‘Schools should be accountable for the progress of all their pupils, throughout their time at primary school, and the reception baseline will help to provide a starting point to measure how well the school supports children to succeed.’
Results ‘will not be used to label or track individual children,’ the DfE says. But this is also contradicted. Baseline assessment results will be stored on the National Pupil Database (NPD) until the end of Year 6. The NPD ‘is the richest education datasets in the world holding a wide range of information’ including exam results, ethnicity, first language, free school eligibility and exclusions for every single child in an English state school.
Schools will not be held to account. Schools will be accountable.
Test results will not track individual children. Test results will be stored for up to seven years on individual NPD records.
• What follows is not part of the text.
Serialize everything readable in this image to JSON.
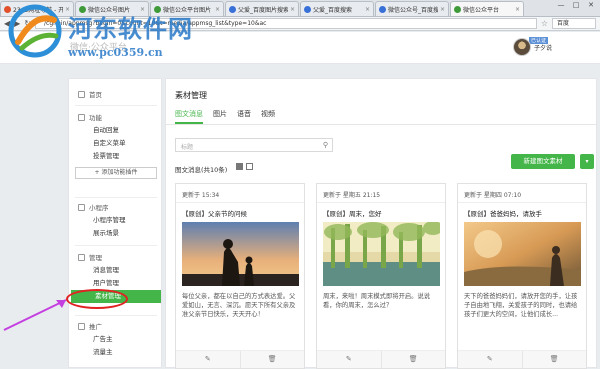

Classic cases of Doublethink.
FOOTNOTE: In 2014, changes in the law allowed organisations including private companies to access the NPD under strict rules. In 2016, the little-known Star Chamber Scrutiny Board decided to include nationality data on NPD records. This was rushed through Parliament with little scrutiny. A backlash against the requirement resulted in it being scrapped. The UK Statistics Authority (UKSA) has been working with the DfE about safeguarding NPD data. In October 2018, UKSA published an update which listed which of its recommendations had been met and which needed further work.